Abu Dhabi’s changing skyline as seen from offshore. The real estate and construction sectors were part of Abu Dhabi’s growth story last year as its GDP at current prices grew by 16 per cent, a DED official said. Image Credit: AP

Dubai: The UAE has moved up seven ranks in this year’s edition of The World Bank’s Ease of Doing Business Report 2013, moving from the 33rd to become 26th globally, making it one of only three countries in the Middle East and North Africa region that have had positive improvements in global competitiveness ranking.

“Real competitive economies drive economic prosperity to its people,” said Abdullah Lootah, Secretary General of Emirates Competitive Council. “Federal and local government entities in the UAE have been exerting a great amount of effort to enhance processes and boost productivity and efficacy for the purpose of offering better service to the public."

“This acknowledgement by the global community is a recognition that the UAE is on the right path to achieve UAE Vision 2021 which is to be among the best countries in the world by 2021.” Lootah added.   

“We are delighted with the advanced rank the UAE has achieved in the Ease of Doing Business Report. This accomplishment is a reflection of our ongoing efforts to create a supportive environment that encourages growth, attracts investments, and therefore become more profitable and successful,” said Abdulla Al Shaibani, Secretary-General of the Dubai Executive Council.  “We work very closely with all our partners in both public and private sectors to achieve our strategic objectives in making Dubai and the UAE a global hub for business.”

This year, 10 indicators are used by the Ease of Doing Business Report to analyze economic outcomes and identify what reforms of business regulation have worked, where and why.  Regulations affecting areas of the life of a business covered areas such as Starting a Business, Dealing with Construction Permits, Getting Electricity and Registering Property.

The Ease of Doing Business Report 2013 states that many decision makers —particularly in policy-making circles and in the private sector, who use the data in the report, associate better performance on the indicators used in the reports with greater inflows of foreign direct investment (FDI).

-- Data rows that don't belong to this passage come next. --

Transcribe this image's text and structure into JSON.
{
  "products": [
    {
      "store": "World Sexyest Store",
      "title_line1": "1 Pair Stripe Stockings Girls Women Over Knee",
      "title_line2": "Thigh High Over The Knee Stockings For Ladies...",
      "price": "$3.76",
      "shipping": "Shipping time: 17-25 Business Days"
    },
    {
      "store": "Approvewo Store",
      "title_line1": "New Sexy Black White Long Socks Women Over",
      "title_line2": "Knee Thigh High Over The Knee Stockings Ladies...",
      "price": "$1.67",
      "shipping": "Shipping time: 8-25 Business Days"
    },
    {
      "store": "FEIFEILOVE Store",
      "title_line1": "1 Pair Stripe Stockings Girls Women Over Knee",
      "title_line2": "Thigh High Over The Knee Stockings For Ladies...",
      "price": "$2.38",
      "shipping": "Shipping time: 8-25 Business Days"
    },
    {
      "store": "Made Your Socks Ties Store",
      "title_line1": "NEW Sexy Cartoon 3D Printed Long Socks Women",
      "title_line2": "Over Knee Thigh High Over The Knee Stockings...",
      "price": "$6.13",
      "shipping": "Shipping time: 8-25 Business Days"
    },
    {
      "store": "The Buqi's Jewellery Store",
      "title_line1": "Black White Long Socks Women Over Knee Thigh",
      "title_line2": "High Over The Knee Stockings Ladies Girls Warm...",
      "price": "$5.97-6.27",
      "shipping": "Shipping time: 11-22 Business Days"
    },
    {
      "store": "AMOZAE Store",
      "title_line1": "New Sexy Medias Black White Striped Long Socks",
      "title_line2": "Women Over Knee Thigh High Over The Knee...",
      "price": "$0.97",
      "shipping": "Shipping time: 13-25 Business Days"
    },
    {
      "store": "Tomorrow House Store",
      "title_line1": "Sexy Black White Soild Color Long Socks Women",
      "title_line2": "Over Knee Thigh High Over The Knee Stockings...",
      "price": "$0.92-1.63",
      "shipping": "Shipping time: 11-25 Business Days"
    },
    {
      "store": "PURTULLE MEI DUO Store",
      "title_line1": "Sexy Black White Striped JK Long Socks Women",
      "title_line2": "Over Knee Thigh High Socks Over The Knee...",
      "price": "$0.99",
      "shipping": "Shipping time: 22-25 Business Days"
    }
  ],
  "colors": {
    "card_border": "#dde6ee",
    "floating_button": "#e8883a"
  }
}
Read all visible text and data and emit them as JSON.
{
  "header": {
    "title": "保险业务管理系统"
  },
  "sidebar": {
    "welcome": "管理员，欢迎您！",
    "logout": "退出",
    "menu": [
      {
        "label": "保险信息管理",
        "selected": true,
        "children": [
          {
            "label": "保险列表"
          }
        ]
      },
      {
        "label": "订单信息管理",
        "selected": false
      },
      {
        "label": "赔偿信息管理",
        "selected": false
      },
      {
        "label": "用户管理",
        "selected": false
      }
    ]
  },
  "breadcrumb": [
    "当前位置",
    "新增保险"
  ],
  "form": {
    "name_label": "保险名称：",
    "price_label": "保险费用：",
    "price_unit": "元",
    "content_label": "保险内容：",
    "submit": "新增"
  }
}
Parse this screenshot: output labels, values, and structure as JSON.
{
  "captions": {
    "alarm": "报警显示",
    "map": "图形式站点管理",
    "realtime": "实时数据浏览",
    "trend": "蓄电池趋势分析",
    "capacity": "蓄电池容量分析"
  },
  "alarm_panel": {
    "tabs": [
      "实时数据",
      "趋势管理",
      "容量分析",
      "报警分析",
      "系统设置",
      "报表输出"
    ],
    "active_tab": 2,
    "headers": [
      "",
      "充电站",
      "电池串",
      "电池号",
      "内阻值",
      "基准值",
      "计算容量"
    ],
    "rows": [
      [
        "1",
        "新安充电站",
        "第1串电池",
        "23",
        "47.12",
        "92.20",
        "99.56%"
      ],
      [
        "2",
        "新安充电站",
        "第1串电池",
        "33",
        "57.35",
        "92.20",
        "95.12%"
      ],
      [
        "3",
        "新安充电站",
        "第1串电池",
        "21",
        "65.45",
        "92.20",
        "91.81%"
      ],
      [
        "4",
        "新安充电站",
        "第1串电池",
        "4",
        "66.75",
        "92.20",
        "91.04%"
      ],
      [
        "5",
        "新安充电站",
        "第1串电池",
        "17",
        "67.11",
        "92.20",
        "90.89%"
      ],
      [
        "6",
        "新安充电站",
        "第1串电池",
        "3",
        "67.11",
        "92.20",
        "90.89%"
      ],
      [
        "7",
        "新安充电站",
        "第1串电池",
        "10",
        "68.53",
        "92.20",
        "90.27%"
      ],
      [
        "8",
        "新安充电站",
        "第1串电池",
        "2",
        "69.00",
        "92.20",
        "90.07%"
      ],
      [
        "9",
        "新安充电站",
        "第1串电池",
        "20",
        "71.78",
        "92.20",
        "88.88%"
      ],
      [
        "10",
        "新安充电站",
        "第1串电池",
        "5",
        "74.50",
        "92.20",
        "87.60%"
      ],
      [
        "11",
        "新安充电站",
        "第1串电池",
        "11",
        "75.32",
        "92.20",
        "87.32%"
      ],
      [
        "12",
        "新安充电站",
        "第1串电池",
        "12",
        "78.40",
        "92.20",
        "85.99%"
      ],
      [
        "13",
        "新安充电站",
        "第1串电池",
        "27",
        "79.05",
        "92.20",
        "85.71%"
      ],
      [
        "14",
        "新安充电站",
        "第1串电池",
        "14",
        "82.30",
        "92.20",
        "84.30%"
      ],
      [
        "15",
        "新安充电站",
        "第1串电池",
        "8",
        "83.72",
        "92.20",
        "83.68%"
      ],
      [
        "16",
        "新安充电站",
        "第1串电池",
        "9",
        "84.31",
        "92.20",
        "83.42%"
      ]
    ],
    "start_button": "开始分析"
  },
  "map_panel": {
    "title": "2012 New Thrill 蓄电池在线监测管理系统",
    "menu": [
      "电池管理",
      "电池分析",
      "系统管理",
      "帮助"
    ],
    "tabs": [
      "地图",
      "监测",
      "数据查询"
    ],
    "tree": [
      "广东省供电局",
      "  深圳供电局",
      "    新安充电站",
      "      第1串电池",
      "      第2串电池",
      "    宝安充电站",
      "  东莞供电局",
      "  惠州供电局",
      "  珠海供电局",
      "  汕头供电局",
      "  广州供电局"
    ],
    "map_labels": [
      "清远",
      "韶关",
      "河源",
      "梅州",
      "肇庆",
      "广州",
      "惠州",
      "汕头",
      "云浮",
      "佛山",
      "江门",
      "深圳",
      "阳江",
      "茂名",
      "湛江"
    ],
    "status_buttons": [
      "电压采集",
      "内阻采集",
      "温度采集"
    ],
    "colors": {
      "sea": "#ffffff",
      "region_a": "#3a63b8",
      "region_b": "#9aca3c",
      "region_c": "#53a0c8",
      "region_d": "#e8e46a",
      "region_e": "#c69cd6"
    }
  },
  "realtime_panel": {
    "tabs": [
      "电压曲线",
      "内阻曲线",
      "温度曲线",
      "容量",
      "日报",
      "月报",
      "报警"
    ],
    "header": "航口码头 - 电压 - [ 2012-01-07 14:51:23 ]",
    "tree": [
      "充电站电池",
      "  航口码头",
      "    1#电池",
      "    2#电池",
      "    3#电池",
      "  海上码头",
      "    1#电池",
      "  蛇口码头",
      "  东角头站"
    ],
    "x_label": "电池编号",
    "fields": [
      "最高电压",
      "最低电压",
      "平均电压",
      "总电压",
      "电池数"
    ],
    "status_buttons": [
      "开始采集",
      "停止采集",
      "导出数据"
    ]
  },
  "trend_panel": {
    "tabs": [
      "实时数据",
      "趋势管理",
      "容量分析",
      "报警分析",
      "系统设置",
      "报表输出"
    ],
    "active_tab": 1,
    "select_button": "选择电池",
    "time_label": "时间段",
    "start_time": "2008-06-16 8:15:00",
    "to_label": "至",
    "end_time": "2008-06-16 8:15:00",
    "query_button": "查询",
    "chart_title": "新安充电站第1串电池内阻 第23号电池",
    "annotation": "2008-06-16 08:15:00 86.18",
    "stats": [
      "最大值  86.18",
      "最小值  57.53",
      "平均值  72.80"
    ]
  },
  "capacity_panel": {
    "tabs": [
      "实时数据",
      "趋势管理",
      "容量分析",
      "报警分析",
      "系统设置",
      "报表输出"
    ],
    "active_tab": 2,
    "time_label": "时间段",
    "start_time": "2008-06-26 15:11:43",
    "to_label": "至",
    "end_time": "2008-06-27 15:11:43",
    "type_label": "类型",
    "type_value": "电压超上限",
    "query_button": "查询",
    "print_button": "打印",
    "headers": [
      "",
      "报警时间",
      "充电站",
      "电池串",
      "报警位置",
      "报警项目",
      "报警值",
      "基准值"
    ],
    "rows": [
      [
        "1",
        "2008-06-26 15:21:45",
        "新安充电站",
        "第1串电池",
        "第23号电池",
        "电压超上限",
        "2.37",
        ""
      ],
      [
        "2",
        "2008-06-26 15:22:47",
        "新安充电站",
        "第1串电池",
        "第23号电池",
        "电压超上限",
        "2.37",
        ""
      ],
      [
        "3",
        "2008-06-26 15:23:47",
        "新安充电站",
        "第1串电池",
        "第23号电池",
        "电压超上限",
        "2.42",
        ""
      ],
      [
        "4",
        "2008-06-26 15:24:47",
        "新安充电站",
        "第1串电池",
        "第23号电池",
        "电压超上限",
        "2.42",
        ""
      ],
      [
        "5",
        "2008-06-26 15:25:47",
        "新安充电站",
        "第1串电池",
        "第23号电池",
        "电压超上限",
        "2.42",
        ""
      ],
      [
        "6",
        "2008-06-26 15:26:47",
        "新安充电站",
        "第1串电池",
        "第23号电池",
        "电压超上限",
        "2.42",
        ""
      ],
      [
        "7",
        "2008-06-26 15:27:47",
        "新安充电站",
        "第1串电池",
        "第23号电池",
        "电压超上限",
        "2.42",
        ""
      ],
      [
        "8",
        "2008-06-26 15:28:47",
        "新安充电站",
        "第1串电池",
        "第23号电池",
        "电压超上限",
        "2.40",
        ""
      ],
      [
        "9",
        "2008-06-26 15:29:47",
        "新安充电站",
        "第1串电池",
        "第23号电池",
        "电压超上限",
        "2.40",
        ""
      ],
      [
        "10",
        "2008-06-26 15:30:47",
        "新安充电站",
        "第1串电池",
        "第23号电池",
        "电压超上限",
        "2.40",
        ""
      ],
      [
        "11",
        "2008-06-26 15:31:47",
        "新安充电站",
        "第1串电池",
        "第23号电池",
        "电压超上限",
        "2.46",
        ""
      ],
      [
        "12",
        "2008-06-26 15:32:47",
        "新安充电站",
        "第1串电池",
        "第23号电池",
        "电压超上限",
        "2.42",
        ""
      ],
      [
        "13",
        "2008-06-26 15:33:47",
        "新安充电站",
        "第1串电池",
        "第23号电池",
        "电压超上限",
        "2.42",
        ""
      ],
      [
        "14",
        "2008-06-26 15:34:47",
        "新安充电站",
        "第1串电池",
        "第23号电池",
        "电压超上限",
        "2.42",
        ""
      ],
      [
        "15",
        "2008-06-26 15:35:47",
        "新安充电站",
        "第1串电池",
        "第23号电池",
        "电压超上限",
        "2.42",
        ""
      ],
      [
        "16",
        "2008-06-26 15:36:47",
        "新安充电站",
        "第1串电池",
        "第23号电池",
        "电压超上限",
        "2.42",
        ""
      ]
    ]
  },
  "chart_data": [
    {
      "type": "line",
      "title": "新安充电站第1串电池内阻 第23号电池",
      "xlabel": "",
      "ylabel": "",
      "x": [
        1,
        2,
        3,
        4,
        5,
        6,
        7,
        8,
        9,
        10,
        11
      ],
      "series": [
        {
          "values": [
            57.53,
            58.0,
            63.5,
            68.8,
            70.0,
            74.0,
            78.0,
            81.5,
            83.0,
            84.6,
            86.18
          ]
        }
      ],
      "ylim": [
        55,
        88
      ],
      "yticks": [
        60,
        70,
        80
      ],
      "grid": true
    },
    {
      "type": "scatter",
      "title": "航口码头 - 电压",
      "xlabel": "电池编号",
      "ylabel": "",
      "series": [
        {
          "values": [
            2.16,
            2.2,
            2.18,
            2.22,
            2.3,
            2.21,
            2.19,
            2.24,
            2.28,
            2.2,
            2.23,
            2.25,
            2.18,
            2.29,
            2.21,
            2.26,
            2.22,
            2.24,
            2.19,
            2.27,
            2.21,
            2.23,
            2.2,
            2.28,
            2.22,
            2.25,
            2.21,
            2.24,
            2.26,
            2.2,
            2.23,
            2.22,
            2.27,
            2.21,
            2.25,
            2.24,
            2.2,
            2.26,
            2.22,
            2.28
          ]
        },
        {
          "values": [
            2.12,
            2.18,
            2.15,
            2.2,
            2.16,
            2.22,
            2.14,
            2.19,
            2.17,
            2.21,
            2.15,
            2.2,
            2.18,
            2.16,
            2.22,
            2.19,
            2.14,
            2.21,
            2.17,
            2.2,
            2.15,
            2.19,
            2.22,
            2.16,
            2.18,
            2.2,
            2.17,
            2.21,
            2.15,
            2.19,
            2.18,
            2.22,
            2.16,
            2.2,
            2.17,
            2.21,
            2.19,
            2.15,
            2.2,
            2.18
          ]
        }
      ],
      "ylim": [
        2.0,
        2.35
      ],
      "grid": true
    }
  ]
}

Since the launch of last year’s report nearly 2,000 articles in the international press have drawn a connection between FDI and Ease of Doing Business Report. Such articles often suggest that higher rankings will be associated with more foreign investment, which is believed to create jobs, bring in new technologies and processes and have other beneficial collateral effects on the real economy.

First published in 2003 with 5 indicator sets measuring business regulation in 133 economies, this year marks the 10th edition of the Ease of Doing Business report.  Today, the report has grown into an annual publication covering 185 economies around the world.